Teachers and Facebook can be a dangerous combination. I’ve written numerous posts about the impact of social media on today’s public schools. But the woes of social networking aren’t limited to educators in grades K-12. Just ask administrators at the University of Pennsylvania.
The prestigious university is dealing with an incident of bad form by an admissions officer. According to Inside Higher Ed, the Nadirah Farah Foley, posted excerpts from application essays on her Facebook page, accompanied by her own snarky commentary.

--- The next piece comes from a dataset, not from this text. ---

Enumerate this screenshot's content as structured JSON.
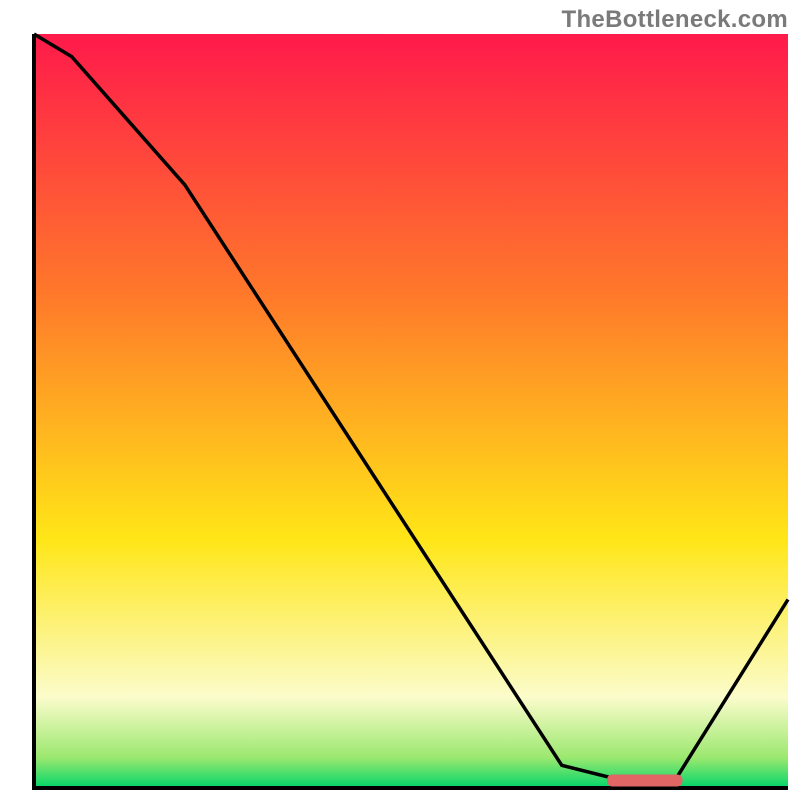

I think many of us would agree that there is a tremendous amount of comedic potential with college-application essays . . . for comedians. But probably not for the admissions officers charged with deciding the applicants’ future. Although Foley’s Facebook friends didn’t seem to mind. In fact, they thought her commentary was so entertaining, they encouraged her to post more snarkiness.
Ironically, Foley declined. She would, she said, “if it weren’t such a professional risk/liability.” Ah, yes. How wise she was. Too bad she hadn’t thought of that before posting the comments.
The story has a predictable ending. One of Foley’s Facebook “friends” sent screen shots of the posts anonymously to the University’s independent student newspaper. Foley is “no longer affiliated with the institution,” according to Inside Higher Ed, but school officials have been mum about the conditions of her departure.
Not surprisingly, the school does not have a social-media policy for its admissions officers.